Task requirements =>
Lines with the word "JSON" in them are the ones to copy from the records.

Data provided =>
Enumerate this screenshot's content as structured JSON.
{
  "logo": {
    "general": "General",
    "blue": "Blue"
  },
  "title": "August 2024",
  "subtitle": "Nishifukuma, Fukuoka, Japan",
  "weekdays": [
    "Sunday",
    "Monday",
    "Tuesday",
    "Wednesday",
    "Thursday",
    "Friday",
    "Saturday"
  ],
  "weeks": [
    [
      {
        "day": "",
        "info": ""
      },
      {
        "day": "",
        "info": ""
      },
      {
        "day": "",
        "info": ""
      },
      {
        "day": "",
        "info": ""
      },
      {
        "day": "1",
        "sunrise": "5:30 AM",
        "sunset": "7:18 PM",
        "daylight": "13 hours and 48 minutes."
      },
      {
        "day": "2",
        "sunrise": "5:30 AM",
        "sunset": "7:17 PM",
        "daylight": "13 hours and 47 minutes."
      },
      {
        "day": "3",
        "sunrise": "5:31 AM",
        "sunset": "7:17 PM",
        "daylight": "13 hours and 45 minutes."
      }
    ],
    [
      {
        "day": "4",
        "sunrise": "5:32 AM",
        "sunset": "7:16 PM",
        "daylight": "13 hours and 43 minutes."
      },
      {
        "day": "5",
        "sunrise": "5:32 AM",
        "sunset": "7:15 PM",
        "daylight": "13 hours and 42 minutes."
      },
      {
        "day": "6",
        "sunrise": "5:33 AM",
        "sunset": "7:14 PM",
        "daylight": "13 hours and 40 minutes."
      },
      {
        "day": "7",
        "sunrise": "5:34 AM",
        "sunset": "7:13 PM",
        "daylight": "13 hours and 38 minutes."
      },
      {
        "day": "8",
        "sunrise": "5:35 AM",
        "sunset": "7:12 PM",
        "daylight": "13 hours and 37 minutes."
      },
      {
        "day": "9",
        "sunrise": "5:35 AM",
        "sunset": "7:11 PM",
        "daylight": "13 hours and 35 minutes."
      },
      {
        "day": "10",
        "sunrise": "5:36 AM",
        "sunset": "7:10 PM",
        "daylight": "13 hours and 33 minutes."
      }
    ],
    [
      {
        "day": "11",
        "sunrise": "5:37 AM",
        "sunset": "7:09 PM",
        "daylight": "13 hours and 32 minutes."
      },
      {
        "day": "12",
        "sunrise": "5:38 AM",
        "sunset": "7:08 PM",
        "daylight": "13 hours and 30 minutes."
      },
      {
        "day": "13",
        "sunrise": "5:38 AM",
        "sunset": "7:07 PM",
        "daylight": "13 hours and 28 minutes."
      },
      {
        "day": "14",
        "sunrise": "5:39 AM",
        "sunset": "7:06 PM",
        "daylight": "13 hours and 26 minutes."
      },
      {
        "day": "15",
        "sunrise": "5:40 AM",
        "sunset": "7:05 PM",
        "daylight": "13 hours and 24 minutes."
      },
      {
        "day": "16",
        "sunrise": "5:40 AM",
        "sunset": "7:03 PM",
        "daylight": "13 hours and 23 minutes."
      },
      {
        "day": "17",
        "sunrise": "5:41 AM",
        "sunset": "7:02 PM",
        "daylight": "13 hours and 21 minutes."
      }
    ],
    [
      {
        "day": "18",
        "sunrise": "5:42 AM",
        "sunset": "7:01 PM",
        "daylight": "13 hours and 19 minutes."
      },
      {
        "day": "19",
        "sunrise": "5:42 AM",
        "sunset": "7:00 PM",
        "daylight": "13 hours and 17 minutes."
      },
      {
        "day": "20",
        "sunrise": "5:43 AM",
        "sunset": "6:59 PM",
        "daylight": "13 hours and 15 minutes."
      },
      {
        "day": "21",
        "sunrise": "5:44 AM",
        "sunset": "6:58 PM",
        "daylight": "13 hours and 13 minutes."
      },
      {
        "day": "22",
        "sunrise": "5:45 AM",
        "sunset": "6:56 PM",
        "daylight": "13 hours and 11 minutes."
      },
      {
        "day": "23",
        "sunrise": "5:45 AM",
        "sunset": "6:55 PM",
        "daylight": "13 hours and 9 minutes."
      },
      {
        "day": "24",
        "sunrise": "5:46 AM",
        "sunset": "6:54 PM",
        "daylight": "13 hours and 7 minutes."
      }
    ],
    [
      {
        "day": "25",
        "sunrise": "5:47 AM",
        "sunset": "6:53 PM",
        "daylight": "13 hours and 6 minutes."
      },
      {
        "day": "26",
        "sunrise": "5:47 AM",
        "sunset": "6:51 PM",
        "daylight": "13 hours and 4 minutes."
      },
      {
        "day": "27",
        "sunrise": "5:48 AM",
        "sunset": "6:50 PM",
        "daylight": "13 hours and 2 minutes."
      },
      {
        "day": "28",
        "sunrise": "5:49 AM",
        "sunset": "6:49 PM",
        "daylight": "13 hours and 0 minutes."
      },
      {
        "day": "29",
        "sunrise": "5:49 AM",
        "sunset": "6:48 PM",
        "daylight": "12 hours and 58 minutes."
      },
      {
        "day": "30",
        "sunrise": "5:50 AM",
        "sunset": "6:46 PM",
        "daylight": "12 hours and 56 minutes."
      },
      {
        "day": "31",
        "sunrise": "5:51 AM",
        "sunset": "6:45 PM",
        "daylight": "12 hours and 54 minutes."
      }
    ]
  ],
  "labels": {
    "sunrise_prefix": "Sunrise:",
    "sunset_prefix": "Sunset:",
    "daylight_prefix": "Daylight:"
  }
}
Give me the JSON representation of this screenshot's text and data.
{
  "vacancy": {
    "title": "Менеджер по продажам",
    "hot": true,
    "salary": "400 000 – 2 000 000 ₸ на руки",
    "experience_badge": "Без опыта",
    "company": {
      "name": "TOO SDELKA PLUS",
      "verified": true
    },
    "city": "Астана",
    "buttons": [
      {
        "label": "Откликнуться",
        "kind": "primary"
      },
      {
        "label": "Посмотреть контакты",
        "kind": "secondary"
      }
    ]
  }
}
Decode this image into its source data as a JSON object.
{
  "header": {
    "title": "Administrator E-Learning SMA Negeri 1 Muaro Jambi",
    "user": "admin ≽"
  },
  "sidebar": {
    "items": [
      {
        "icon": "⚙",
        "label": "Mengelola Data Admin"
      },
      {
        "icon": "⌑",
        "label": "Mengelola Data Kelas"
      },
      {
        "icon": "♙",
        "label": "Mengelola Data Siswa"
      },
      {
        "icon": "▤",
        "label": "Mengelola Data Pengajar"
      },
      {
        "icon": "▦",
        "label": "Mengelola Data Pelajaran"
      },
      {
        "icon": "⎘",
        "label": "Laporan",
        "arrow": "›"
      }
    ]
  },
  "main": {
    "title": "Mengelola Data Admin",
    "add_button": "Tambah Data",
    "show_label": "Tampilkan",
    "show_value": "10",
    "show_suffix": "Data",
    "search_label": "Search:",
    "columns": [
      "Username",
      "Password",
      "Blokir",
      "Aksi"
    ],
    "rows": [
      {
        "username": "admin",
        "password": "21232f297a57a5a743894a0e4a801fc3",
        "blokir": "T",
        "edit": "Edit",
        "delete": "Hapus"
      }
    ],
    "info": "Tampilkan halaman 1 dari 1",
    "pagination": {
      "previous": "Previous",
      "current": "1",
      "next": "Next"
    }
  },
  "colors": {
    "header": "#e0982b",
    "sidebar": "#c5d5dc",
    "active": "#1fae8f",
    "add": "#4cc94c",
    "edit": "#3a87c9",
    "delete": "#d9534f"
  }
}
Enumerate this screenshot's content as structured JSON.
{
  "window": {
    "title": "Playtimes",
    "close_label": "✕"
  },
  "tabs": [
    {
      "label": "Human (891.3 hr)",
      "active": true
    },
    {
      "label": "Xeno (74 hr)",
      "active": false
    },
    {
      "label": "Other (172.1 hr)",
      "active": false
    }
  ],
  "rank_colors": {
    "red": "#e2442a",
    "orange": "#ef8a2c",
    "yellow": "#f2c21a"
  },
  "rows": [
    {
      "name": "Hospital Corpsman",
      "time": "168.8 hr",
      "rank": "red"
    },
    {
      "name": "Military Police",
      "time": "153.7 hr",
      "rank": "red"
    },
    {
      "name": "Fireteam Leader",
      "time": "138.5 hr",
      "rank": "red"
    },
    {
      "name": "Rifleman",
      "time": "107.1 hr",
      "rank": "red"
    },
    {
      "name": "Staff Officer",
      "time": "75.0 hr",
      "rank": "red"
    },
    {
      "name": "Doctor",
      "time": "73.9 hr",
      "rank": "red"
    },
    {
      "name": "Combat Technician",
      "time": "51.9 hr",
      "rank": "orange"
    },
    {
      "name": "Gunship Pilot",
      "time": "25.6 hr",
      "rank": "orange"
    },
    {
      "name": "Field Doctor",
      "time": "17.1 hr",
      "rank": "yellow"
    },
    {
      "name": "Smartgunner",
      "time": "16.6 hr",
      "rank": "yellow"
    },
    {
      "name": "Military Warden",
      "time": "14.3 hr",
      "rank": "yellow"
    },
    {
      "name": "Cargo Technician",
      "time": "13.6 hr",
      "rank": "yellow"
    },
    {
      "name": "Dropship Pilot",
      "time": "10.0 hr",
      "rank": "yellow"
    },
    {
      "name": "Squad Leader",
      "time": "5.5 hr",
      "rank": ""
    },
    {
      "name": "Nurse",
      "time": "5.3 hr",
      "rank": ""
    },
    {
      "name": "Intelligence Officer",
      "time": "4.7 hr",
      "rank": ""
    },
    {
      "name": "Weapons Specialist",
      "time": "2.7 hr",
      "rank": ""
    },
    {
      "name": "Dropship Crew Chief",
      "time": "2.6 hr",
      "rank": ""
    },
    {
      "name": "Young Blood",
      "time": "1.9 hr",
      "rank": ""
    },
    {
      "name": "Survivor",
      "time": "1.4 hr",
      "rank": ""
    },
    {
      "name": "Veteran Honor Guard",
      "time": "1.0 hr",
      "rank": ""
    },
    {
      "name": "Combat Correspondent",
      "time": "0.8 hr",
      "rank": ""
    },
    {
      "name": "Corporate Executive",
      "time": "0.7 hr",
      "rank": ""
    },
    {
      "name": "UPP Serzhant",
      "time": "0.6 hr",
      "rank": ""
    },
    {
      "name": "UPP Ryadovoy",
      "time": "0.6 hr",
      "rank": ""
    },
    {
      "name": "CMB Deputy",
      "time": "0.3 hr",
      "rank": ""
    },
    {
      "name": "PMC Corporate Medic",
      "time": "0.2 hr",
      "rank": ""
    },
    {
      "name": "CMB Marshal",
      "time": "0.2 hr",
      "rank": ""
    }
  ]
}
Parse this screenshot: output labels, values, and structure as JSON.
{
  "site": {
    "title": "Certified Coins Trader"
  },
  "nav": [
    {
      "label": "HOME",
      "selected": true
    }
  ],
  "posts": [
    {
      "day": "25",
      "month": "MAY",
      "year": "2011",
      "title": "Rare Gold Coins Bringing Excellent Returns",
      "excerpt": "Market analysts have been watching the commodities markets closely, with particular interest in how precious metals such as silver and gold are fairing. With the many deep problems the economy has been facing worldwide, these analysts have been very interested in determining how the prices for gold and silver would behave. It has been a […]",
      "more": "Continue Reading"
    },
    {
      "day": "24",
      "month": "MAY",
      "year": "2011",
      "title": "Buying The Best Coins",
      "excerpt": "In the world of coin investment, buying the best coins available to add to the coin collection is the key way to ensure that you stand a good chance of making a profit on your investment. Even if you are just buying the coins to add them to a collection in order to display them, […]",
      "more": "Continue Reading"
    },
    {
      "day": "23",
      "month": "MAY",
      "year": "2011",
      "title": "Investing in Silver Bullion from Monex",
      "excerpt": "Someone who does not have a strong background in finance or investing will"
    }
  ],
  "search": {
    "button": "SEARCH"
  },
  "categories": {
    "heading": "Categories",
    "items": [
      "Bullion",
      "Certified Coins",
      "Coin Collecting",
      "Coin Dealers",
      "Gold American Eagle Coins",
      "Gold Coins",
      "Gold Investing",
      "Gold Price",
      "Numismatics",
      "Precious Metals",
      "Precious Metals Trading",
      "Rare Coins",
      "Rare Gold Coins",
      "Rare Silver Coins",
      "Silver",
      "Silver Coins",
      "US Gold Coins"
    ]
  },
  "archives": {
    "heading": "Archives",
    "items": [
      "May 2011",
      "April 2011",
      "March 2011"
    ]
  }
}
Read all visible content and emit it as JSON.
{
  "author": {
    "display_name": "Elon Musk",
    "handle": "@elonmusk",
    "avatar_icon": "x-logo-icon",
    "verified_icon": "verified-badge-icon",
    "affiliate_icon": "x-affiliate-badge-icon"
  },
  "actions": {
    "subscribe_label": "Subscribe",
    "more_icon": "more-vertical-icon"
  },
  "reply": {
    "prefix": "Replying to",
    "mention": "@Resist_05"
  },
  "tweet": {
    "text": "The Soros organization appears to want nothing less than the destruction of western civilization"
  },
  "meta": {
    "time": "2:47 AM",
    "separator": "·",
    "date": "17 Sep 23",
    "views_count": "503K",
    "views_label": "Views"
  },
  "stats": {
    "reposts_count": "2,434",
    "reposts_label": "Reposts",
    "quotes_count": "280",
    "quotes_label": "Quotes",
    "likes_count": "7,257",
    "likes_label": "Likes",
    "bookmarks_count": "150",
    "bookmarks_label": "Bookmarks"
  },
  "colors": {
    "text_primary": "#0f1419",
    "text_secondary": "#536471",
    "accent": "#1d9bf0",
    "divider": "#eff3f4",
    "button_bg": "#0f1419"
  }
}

Written response =>
Enumerate this screenshot's content as structured JSON.
Give me the JSON representation of this screenshot's text and data.
Decode this image into its source data as a JSON object.
Enumerate this screenshot's content as structured JSON.
Parse this screenshot: output labels, values, and structure as JSON.
Read all visible content and emit it as JSON.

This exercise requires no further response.